In the data below, how many lines contain the string "Required"? Give only the number.

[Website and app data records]
***

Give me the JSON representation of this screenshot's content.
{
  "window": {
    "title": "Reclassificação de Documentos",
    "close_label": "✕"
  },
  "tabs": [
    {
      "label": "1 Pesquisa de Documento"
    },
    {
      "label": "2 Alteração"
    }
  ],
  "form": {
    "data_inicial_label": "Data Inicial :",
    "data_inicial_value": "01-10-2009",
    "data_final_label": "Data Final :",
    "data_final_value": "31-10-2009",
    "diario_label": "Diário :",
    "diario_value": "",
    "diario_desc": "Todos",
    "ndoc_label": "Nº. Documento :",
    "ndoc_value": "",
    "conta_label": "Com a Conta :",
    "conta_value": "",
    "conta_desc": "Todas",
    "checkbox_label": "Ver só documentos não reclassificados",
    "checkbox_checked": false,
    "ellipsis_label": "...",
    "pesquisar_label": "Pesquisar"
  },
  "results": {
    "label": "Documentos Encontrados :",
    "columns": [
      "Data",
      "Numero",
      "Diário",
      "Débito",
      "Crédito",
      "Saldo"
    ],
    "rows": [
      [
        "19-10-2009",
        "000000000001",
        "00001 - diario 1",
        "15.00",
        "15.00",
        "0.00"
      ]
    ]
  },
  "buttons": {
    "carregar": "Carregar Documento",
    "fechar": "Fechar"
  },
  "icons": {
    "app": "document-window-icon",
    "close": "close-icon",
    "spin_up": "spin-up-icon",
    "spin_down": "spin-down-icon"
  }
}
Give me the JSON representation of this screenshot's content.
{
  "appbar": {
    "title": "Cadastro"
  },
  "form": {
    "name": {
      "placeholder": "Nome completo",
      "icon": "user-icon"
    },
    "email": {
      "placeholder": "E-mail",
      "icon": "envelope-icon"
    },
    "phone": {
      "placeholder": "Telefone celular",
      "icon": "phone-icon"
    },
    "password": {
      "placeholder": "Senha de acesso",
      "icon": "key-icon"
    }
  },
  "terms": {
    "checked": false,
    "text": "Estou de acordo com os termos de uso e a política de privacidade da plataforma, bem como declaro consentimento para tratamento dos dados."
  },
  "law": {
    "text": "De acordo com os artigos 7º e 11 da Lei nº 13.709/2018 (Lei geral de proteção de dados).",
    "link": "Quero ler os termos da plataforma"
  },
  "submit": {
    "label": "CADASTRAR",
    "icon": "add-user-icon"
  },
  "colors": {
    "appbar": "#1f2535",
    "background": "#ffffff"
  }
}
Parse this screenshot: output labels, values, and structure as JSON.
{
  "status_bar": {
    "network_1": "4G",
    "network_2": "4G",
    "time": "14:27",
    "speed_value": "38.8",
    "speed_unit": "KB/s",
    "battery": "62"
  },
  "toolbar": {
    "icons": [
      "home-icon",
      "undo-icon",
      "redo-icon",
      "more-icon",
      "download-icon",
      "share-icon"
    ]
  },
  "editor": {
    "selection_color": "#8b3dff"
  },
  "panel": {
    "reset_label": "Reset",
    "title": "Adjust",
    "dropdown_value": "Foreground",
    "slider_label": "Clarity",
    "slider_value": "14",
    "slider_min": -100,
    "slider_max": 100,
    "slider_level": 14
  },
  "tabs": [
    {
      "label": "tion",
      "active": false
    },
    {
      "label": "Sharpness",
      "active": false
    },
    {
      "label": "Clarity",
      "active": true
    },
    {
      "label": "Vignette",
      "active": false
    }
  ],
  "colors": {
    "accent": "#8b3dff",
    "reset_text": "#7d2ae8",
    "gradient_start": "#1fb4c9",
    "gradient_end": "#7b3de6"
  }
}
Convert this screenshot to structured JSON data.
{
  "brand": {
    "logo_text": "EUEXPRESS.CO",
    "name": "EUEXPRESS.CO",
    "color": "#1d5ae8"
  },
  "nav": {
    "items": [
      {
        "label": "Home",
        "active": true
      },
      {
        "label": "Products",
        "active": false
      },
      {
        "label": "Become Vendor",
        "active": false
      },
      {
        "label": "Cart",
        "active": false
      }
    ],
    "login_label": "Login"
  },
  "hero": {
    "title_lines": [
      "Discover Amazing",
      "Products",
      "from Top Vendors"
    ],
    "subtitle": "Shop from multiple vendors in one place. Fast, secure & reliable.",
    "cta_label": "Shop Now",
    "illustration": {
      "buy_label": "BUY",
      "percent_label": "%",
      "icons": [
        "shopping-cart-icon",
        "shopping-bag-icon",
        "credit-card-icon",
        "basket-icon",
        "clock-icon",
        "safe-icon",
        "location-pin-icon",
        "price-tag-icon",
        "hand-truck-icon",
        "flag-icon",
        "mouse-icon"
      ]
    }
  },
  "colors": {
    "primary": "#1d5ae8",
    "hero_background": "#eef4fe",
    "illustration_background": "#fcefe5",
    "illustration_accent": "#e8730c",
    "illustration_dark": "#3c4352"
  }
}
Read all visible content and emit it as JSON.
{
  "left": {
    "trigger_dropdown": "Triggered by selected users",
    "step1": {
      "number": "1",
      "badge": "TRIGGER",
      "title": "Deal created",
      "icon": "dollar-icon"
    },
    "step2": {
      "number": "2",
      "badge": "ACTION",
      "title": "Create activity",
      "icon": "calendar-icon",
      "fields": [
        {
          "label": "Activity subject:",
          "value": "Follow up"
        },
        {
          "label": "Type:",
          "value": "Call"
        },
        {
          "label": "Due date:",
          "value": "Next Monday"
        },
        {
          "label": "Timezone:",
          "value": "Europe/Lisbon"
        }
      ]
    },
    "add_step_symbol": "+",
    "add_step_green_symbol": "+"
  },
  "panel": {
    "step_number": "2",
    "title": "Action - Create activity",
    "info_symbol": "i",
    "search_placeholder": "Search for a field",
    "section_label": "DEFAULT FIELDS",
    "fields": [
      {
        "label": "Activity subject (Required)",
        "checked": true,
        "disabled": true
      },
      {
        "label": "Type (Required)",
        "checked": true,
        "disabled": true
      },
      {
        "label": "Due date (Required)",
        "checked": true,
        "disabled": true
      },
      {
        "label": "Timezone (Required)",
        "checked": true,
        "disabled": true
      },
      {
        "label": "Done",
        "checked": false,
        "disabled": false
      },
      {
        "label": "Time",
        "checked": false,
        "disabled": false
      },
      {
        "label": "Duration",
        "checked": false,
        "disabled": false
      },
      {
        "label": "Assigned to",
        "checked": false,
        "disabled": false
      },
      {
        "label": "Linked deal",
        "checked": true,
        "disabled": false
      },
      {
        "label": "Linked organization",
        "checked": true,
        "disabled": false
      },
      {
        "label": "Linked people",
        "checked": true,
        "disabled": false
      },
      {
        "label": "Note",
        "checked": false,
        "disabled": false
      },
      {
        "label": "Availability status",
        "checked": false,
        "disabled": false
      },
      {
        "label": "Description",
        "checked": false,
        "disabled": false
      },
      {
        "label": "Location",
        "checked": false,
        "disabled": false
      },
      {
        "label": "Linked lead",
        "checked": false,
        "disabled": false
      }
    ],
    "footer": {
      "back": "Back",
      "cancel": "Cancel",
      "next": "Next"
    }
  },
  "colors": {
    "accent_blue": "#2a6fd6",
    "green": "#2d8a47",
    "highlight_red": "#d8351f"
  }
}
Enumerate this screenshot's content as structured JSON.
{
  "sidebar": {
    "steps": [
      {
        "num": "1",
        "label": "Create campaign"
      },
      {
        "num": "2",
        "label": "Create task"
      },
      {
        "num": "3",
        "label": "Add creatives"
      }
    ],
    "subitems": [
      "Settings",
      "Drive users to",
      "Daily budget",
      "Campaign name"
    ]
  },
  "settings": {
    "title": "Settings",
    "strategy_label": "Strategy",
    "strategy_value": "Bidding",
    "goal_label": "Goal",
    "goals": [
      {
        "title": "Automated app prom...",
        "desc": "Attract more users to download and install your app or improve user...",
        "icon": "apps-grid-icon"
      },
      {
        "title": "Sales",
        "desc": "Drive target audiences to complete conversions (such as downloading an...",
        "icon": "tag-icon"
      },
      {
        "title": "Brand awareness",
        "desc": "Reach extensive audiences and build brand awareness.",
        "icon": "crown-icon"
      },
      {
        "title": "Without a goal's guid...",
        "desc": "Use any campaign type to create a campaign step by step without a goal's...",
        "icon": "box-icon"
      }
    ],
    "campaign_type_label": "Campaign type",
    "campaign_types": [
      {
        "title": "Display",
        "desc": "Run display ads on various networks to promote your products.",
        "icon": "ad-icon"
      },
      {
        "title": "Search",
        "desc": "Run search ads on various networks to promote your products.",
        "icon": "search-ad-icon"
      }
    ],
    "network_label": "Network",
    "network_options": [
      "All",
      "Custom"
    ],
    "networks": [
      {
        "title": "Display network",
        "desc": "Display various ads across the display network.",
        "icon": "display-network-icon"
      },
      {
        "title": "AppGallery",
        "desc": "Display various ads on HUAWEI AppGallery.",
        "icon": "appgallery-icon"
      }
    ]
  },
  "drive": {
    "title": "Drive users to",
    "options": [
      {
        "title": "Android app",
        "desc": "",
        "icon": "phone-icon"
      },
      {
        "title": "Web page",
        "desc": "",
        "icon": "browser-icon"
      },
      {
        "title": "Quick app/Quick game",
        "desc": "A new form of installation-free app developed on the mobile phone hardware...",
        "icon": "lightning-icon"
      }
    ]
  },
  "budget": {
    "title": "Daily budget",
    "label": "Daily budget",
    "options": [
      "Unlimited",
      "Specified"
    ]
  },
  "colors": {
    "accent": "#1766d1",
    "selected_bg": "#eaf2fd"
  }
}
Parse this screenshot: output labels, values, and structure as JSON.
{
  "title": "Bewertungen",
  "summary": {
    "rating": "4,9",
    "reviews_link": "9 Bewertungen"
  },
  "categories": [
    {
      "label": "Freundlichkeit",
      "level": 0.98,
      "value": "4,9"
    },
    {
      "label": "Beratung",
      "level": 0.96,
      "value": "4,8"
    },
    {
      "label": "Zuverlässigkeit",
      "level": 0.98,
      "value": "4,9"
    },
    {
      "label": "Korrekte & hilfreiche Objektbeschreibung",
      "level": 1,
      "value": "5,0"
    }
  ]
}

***

Response area
4